Exodus 2

I like Exodus so far. Granted, this is only day 2 of Exodus but still. To kick off today’s chapter, the house of Levi gives birth to a child: a boy. Fearing for the life of her child, the mother raises him in secret for three months and then hides him in reeds by the river.

The Pharaoh’s daughter comes to the river, spies the child, and feels compassion, recognizing the baby as Hebrew. Now, the child’s sister had been watching, and asked Pharaoh’s daughter if she wanted the sister to call a woman to nurse the baby. So the baby’s original mom is called to nurse the baby; after a time, the child is given to Pharaoh’s daughter and becomes her son, given the name Moses. (You may have heard of him.)

Later in life, after he is grown, Moses sees an Egyptian beating a Hebrew. He does a 360° check for the law, and finding none, kills the Egyptian. Later he realizes that people know about this, and before Pharaoh can crack down on him, he dips and heads for a land called Midian.

He hangs out by a well and helps the daughters of a priest who are being bullied by some shepherds; for his assistance, the priest brings Moses to live with him, and Moses has a son with Zipporah, one of the priest’s daughters.
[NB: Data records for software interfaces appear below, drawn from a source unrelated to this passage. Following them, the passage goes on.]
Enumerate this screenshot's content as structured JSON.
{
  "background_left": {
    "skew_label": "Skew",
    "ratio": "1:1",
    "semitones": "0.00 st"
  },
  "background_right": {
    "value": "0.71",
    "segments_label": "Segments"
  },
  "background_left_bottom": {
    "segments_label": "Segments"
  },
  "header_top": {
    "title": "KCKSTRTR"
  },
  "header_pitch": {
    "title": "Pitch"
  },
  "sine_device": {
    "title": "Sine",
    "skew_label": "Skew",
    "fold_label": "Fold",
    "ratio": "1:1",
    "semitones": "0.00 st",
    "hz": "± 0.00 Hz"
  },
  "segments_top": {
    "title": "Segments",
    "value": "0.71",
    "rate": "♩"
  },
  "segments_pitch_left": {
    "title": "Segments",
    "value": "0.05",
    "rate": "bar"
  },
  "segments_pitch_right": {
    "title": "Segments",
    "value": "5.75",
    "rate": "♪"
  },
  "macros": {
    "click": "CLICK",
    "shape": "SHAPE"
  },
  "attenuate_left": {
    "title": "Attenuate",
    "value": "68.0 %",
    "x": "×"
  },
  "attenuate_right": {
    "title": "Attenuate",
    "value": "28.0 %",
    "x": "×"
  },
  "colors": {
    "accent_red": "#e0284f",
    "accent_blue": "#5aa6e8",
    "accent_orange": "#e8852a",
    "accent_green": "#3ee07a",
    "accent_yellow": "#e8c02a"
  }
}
The son’s name is Gershom.

During this time, it seems, the king of Egypt passes away, and the Israelites cry out because of their enslavement. God catches wind of all this, remembers the old covenants, and rolls up His sleeves to do something about it.
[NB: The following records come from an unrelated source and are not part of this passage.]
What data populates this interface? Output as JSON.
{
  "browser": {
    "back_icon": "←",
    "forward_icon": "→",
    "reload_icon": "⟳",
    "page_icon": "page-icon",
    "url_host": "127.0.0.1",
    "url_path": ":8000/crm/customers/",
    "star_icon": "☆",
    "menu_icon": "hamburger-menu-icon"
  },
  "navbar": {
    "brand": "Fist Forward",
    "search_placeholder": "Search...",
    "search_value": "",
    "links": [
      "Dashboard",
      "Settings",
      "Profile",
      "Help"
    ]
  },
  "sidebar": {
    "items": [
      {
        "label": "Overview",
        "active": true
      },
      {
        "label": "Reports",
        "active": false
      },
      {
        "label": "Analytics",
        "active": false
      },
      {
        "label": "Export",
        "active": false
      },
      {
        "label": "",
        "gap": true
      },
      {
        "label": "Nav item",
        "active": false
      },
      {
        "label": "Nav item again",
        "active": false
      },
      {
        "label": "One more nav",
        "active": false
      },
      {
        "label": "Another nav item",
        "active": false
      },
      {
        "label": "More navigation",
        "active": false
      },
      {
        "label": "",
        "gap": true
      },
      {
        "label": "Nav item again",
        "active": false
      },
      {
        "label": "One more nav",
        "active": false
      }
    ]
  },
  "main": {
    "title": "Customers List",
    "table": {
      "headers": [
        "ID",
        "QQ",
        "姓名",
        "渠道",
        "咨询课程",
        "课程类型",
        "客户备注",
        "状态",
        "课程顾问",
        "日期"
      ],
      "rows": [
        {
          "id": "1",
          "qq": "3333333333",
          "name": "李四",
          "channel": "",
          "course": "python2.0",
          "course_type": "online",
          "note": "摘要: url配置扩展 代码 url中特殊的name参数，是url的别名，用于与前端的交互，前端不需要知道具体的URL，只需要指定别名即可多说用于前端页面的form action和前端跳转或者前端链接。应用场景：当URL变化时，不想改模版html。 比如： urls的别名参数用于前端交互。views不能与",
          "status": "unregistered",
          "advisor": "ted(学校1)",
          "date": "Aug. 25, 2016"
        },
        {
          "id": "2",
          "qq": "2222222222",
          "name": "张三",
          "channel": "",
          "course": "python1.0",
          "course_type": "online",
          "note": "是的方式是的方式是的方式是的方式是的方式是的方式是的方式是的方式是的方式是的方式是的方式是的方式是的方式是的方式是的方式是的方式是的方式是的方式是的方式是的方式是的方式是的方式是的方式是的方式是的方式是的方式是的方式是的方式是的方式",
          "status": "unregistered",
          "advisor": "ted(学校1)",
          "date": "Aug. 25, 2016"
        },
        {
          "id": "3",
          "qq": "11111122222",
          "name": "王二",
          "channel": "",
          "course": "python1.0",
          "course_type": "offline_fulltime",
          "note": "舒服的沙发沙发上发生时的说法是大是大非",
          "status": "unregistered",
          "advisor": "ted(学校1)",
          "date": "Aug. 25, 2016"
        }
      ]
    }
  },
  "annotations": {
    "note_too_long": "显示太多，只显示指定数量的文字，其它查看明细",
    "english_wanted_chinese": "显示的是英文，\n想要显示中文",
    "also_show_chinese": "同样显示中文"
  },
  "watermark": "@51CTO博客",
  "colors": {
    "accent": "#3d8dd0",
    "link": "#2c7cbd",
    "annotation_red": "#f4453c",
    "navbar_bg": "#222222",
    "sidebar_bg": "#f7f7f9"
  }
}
Darn cliffhangers.


In unrelated news, my flute playing is coming along nicely. I’m absolutely terrible at it right now, but I’m working on it! I’ve found lots of good resources for songs and tabs. Breath control is going to be the hardest part, but it’s going to be so awesome once I get good.

I guess between the flute, this blog, my life’s dreams, and that fortune cookie, today’s message is this:

Find what you love, find what makes your heart sing, find what makes your soul cry out. Find it and do it. Do it if it takes five years, if it takes ten years, if it takes twenty or thirty or forty years. Do it if you can do it now! Honor yourself, honor your heart’s desire, honor your soul’s duty. Honor yourself, and in doing so, honor God.

Beautiful day today. Enjoy it while it lasts.

Peace be upon you.

Day 51

So it begins! Alert, well-rested, and on time!

In cool news, I got my wooden flute today. It’s a Native American-style flute called the “Red-Tailed Hawk” from a company called High Spirits Flutes. Anyone interested in a really fun and simple instrument will enjoy them. Good prices, too, for a shaman on a budget. 😉

fluteAromatic cedar with a turquoise inlay. Made right here in Arizona! Beautiful. Thank you, God. It’s a good day to be alive.

Down to business!


The Second Book of Moses Called

exodusI stepped it up and found a better font for my heading this time around. Maybe one of these days I’ll hire some monks to draw in the margins of my blog and design really flowery heading script.

Anyway. Exodus 1 opens by saying that Joseph and his family had settled in Egypt. All of his brothers, the sons of Jacob, were living there, and somewhere around seventy or seventy-five direct descendents of Jacob were there.

The children of Israel grew and multiplied, and in a display of anti-foreigner sentiment that feels all too modern, the new Egyptian king who did not know Joseph grows tired of these people filling the land with their strange traditions. First the Egyptians force them into bondage, and then they try to have all the male Israelites killed at birth by the midwives.

The funny thing is, one thing the Egyptians are afraid of is the Israelites rising against them should they ever be attacked from outside. I love the self-fulfilling prophecy… if they hadn’t forced them into slavery and attempted genocide on them, the Israelites might have been just fine! But it was not to be.

Finally, after being disobeyed by the midwives, Pharaoh spreads the word to all his people that any male child born to the Israelites must be thrown into the river, while the daughters shall be kept alive.

That’s all for today, dear readers! Thank you for joining me once again on Day 51!

Peace be upon you.